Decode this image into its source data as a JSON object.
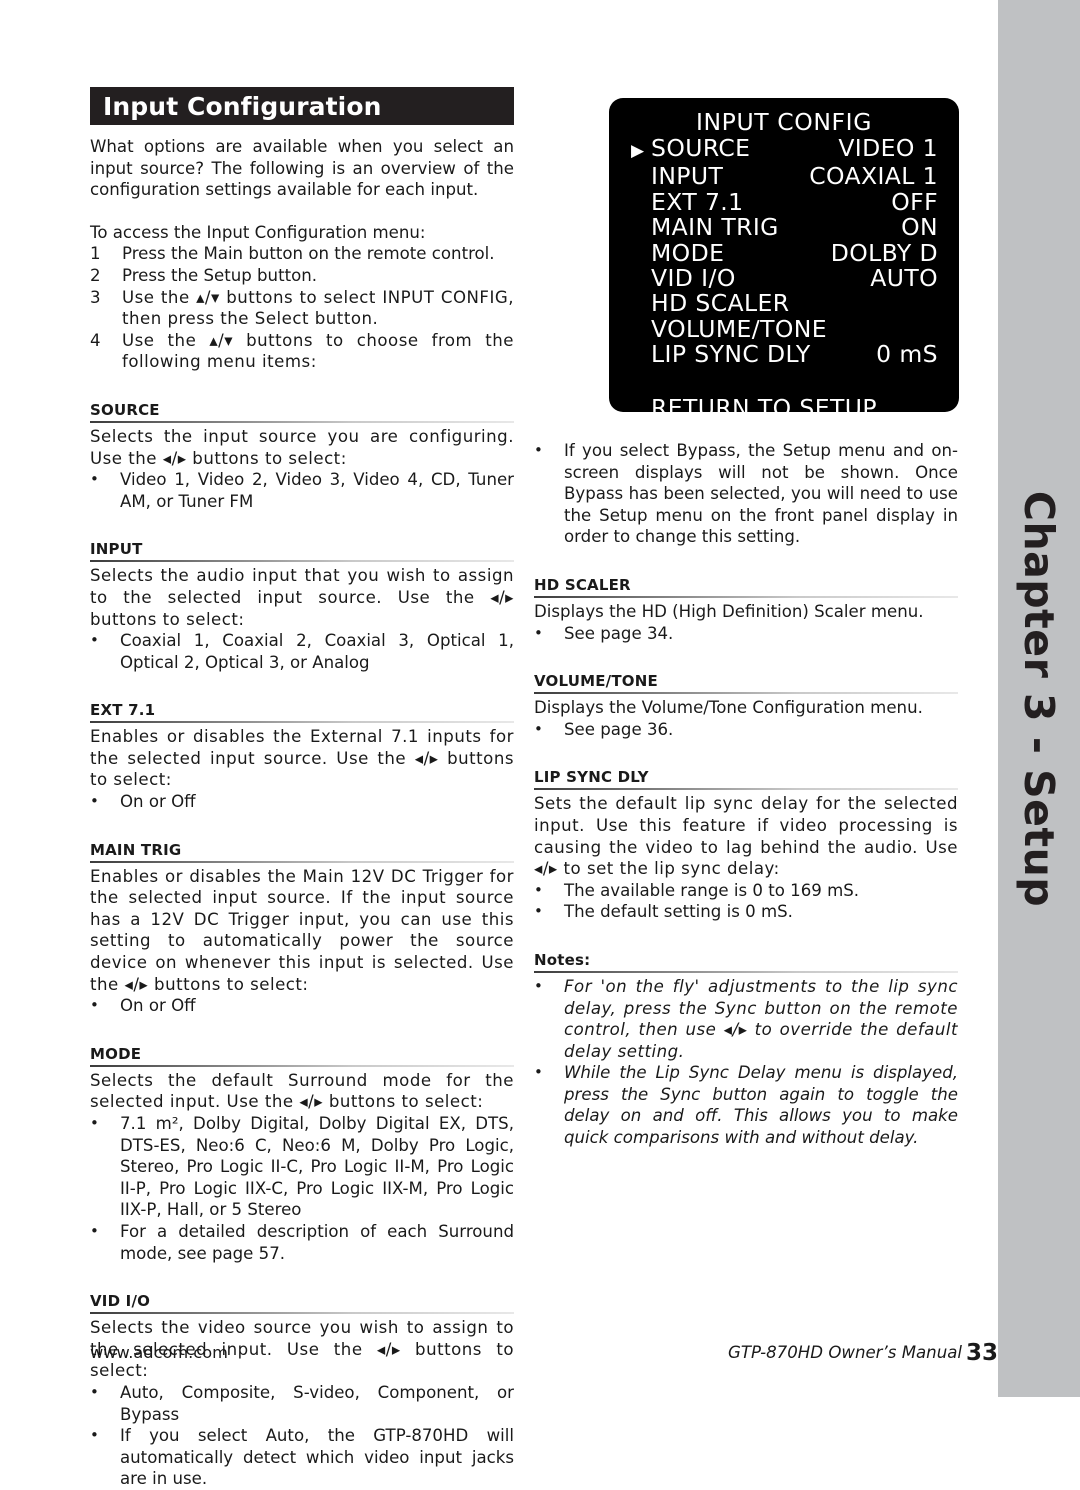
{
  "page": {
    "title": "Input Configuration",
    "chapter_tab": "Chapter 3 - Setup",
    "number": "33"
  },
  "intro": {
    "paragraph1": "What options are available when you select an input source? The following is an overview of the configuration settings available for each input.",
    "paragraph2": "To access the Input Configuration menu:",
    "steps": [
      {
        "num": "1",
        "text": "Press the Main button on the remote control."
      },
      {
        "num": "2",
        "text": "Press the Setup button."
      },
      {
        "num": "3",
        "text": "Use the ▴/▾ buttons to select INPUT CONFIG, then press the Select button."
      },
      {
        "num": "4",
        "text": "Use the ▴/▾ buttons to choose from the following menu items:"
      }
    ]
  },
  "osd": {
    "title": "INPUT CONFIG",
    "cursor_glyph": "▶",
    "rows": [
      {
        "label": "SOURCE",
        "value": "VIDEO 1",
        "selected": true
      },
      {
        "label": "INPUT",
        "value": "COAXIAL 1",
        "selected": false
      },
      {
        "label": "EXT 7.1",
        "value": "OFF",
        "selected": false
      },
      {
        "label": "MAIN TRIG",
        "value": "ON",
        "selected": false
      },
      {
        "label": "MODE",
        "value": "DOLBY D",
        "selected": false
      },
      {
        "label": "VID I/O",
        "value": "AUTO",
        "selected": false
      },
      {
        "label": "HD SCALER",
        "value": "",
        "selected": false
      },
      {
        "label": "VOLUME/TONE",
        "value": "",
        "selected": false
      },
      {
        "label": "LIP SYNC DLY",
        "value": "0 mS",
        "selected": false
      }
    ],
    "return_label": "RETURN TO SETUP"
  },
  "sections": {
    "source": {
      "heading": "SOURCE",
      "body": "Selects the input source you are configuring. Use the ◂/▸ buttons to select:",
      "bullets": [
        "Video 1, Video 2, Video 3, Video 4, CD, Tuner AM, or Tuner FM"
      ]
    },
    "input": {
      "heading": "INPUT",
      "body": "Selects the audio input that you wish to assign to the selected input source. Use the ◂/▸ buttons to select:",
      "bullets": [
        "Coaxial 1, Coaxial 2, Coaxial 3, Optical 1, Optical 2, Optical 3, or Analog"
      ]
    },
    "ext71": {
      "heading": "EXT 7.1",
      "body": "Enables or disables the External 7.1 inputs for the selected input source. Use the ◂/▸ buttons to select:",
      "bullets": [
        "On or Off"
      ]
    },
    "main_trig": {
      "heading": "MAIN TRIG",
      "body": "Enables or disables the Main 12V DC Trigger for the selected input source. If the input source has a 12V DC Trigger input, you can use this setting to automatically power the source device on whenever this input is selected. Use the ◂/▸ buttons to select:",
      "bullets": [
        "On or Off"
      ]
    },
    "mode": {
      "heading": "MODE",
      "body": "Selects the default Surround mode for the selected input. Use the ◂/▸ buttons to select:",
      "bullets": [
        "7.1 m², Dolby Digital, Dolby Digital EX, DTS, DTS-ES, Neo:6 C, Neo:6 M, Dolby Pro Logic, Stereo, Pro Logic II-C, Pro Logic II-M, Pro Logic II-P, Pro Logic IIX-C, Pro Logic IIX-M, Pro Logic IIX-P, Hall, or 5 Stereo",
        "For a detailed description of each Surround mode, see page 57."
      ]
    },
    "vid_io": {
      "heading": "VID I/O",
      "body": "Selects the video source you wish to assign to the selected input. Use the ◂/▸ buttons to select:",
      "bullets": [
        "Auto, Composite, S-video, Component, or Bypass",
        "If you select Auto, the GTP-870HD will automatically detect which video input jacks are in use."
      ]
    },
    "bypass_note": {
      "bullets": [
        "If you select Bypass, the Setup menu and on-screen displays will not be shown. Once Bypass has been selected, you will need to use the Setup menu on the front panel display in order to change this setting."
      ]
    },
    "hd_scaler": {
      "heading": "HD SCALER",
      "body": "Displays the HD (High Definition) Scaler menu.",
      "bullets": [
        "See page 34."
      ]
    },
    "volume_tone": {
      "heading": "VOLUME/TONE",
      "body": "Displays the Volume/Tone Configuration menu.",
      "bullets": [
        "See page 36."
      ]
    },
    "lip_sync_dly": {
      "heading": "LIP SYNC DLY",
      "body": "Sets the default lip sync delay for the selected input. Use this feature if video processing is causing the video to lag behind the audio. Use ◂/▸ to set the lip sync delay:",
      "bullets": [
        "The available range is 0 to 169 mS.",
        "The default setting is 0 mS."
      ]
    },
    "notes": {
      "heading": "Notes:",
      "bullets": [
        "For 'on the fly' adjustments to the lip sync delay, press the Sync button on the remote control, then use ◂/▸ to override the default delay setting.",
        "While the Lip Sync Delay menu is displayed, press the Sync button again to toggle the delay on and off. This allows you to make quick comparisons with and without delay."
      ]
    }
  },
  "footer": {
    "url": "www.adcom.com",
    "manual": "GTP-870HD Owner’s Manual"
  }
}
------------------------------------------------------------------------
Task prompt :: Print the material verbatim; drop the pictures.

Written answer ::
Decode this image into its source data as a JSON object.
{
  "page": {
    "title": "Input Configuration",
    "chapter_tab": "Chapter 3 - Setup",
    "number": "33"
  },
  "intro": {
    "paragraph1": "What options are available when you select an input source? The following is an overview of the configuration settings available for each input.",
    "paragraph2": "To access the Input Configuration menu:",
    "steps": [
      {
        "num": "1",
        "text": "Press the Main button on the remote control."
      },
      {
        "num": "2",
        "text": "Press the Setup button."
      },
      {
        "num": "3",
        "text": "Use the ▴/▾ buttons to select INPUT CONFIG, then press the Select button."
      },
      {
        "num": "4",
        "text": "Use the ▴/▾ buttons to choose from the following menu items:"
      }
    ]
  },
  "osd": {
    "title": "INPUT CONFIG",
    "cursor_glyph": "▶",
    "rows": [
      {
        "label": "SOURCE",
        "value": "VIDEO 1",
        "selected": true
      },
      {
        "label": "INPUT",
        "value": "COAXIAL 1",
        "selected": false
      },
      {
        "label": "EXT 7.1",
        "value": "OFF",
        "selected": false
      },
      {
        "label": "MAIN TRIG",
        "value": "ON",
        "selected": false
      },
      {
        "label": "MODE",
        "value": "DOLBY D",
        "selected": false
      },
      {
        "label": "VID I/O",
        "value": "AUTO",
        "selected": false
      },
      {
        "label": "HD SCALER",
        "value": "",
        "selected": false
      },
      {
        "label": "VOLUME/TONE",
        "value": "",
        "selected": false
      },
      {
        "label": "LIP SYNC DLY",
        "value": "0 mS",
        "selected": false
      }
    ],
    "return_label": "RETURN TO SETUP"
  },
  "sections": {
    "source": {
      "heading": "SOURCE",
      "body": "Selects the input source you are configuring. Use the ◂/▸ buttons to select:",
      "bullets": [
        "Video 1, Video 2, Video 3, Video 4, CD, Tuner AM, or Tuner FM"
      ]
    },
    "input": {
      "heading": "INPUT",
      "body": "Selects the audio input that you wish to assign to the selected input source. Use the ◂/▸ buttons to select:",
      "bullets": [
        "Coaxial 1, Coaxial 2, Coaxial 3, Optical 1, Optical 2, Optical 3, or Analog"
      ]
    },
    "ext71": {
      "heading": "EXT 7.1",
      "body": "Enables or disables the External 7.1 inputs for the selected input source. Use the ◂/▸ buttons to select:",
      "bullets": [
        "On or Off"
      ]
    },
    "main_trig": {
      "heading": "MAIN TRIG",
      "body": "Enables or disables the Main 12V DC Trigger for the selected input source. If the input source has a 12V DC Trigger input, you can use this setting to automatically power the source device on whenever this input is selected. Use the ◂/▸ buttons to select:",
      "bullets": [
        "On or Off"
      ]
    },
    "mode": {
      "heading": "MODE",
      "body": "Selects the default Surround mode for the selected input. Use the ◂/▸ buttons to select:",
      "bullets": [
        "7.1 m², Dolby Digital, Dolby Digital EX, DTS, DTS-ES, Neo:6 C, Neo:6 M, Dolby Pro Logic, Stereo, Pro Logic II-C, Pro Logic II-M, Pro Logic II-P, Pro Logic IIX-C, Pro Logic IIX-M, Pro Logic IIX-P, Hall, or 5 Stereo",
        "For a detailed description of each Surround mode, see page 57."
      ]
    },
    "vid_io": {
      "heading": "VID I/O",
      "body": "Selects the video source you wish to assign to the selected input. Use the ◂/▸ buttons to select:",
      "bullets": [
        "Auto, Composite, S-video, Component, or Bypass",
        "If you select Auto, the GTP-870HD will automatically detect which video input jacks are in use."
      ]
    },
    "bypass_note": {
      "bullets": [
        "If you select Bypass, the Setup menu and on-screen displays will not be shown. Once Bypass has been selected, you will need to use the Setup menu on the front panel display in order to change this setting."
      ]
    },
    "hd_scaler": {
      "heading": "HD SCALER",
      "body": "Displays the HD (High Definition) Scaler menu.",
      "bullets": [
        "See page 34."
      ]
    },
    "volume_tone": {
      "heading": "VOLUME/TONE",
      "body": "Displays the Volume/Tone Configuration menu.",
      "bullets": [
        "See page 36."
      ]
    },
    "lip_sync_dly": {
      "heading": "LIP SYNC DLY",
      "body": "Sets the default lip sync delay for the selected input. Use this feature if video processing is causing the video to lag behind the audio. Use ◂/▸ to set the lip sync delay:",
      "bullets": [
        "The available range is 0 to 169 mS.",
        "The default setting is 0 mS."
      ]
    },
    "notes": {
      "heading": "Notes:",
      "bullets": [
        "For 'on the fly' adjustments to the lip sync delay, press the Sync button on the remote control, then use ◂/▸ to override the default delay setting.",
        "While the Lip Sync Delay menu is displayed, press the Sync button again to toggle the delay on and off. This allows you to make quick comparisons with and without delay."
      ]
    }
  },
  "footer": {
    "url": "www.adcom.com",
    "manual": "GTP-870HD Owner’s Manual"
  }
}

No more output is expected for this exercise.